> [What you will do]: Collect all lines from the records below that include the word "name".

> [Task data]:
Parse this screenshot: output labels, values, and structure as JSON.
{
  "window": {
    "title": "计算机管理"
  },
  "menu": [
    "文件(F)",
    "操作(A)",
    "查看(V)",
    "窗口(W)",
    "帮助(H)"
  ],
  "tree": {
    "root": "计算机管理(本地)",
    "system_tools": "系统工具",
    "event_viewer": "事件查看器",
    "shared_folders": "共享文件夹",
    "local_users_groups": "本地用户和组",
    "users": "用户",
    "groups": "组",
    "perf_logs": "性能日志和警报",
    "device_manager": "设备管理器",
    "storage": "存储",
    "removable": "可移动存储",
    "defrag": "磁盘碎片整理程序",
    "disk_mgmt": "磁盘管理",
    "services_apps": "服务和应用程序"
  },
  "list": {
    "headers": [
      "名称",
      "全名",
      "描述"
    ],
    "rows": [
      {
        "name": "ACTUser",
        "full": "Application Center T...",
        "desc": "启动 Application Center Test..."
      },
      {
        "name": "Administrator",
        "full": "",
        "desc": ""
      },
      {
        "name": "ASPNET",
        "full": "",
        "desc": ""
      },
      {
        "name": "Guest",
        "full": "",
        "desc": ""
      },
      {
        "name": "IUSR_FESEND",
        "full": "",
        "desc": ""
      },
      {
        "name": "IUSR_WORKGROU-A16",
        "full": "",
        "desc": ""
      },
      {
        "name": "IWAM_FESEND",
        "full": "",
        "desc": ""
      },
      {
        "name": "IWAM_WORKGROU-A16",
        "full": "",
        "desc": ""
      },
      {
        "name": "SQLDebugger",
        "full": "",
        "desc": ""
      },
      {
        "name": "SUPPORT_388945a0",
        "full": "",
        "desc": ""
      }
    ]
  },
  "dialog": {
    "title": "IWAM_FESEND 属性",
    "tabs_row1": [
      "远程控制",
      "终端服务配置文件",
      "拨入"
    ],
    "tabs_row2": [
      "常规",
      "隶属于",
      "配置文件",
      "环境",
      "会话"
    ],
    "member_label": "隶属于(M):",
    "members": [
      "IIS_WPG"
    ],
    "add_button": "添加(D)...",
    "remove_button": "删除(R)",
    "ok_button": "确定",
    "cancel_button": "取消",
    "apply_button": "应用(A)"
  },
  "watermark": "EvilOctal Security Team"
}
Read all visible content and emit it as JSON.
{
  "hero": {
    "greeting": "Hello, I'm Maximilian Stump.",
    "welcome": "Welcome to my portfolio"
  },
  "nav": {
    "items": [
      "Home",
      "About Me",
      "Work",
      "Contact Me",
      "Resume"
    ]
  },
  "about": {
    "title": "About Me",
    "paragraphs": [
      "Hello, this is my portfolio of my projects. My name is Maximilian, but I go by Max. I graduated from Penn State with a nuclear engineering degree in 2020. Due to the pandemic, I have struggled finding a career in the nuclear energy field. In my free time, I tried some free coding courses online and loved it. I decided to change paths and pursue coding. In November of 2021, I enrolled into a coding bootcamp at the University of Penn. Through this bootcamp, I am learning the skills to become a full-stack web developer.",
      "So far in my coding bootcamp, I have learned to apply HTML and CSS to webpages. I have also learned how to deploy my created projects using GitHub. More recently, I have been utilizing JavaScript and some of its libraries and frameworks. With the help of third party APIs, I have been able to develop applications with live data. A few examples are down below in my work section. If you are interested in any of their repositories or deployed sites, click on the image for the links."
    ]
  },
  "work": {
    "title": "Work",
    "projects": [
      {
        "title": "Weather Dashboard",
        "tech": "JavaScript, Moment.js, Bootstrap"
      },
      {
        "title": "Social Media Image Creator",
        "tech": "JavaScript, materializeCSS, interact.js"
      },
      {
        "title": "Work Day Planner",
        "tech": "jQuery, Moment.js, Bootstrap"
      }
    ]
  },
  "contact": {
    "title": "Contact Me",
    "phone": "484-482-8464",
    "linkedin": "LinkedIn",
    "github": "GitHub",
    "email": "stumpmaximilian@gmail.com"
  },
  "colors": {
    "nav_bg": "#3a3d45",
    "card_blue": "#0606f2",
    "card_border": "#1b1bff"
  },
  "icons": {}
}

> [Task output]:
        "name": "ACTUser",
        "name": "Administrator",
        "name": "ASPNET",
        "name": "Guest",
        "name": "IUSR_FESEND",
        "name": "IUSR_WORKGROU-A16",
        "name": "IWAM_FESEND",
        "name": "IWAM_WORKGROU-A16",
        "name": "SQLDebugger",
        "name": "SUPPORT_388945a0",
      "Hello, this is my portfolio of my projects. My name is Maximilian, but I go by Max. I graduated from Penn State with a nuclear engineering degree in 2020. Due to the pandemic, I have struggled finding a career in the nuclear energy field. In my free time, I tried some free coding courses online and loved it. I decided to change paths and pursue coding. In November of 2021, I enrolled into a coding bootcamp at the University of Penn. Through this bootcamp, I am learning the skills to become a full-stack web developer.",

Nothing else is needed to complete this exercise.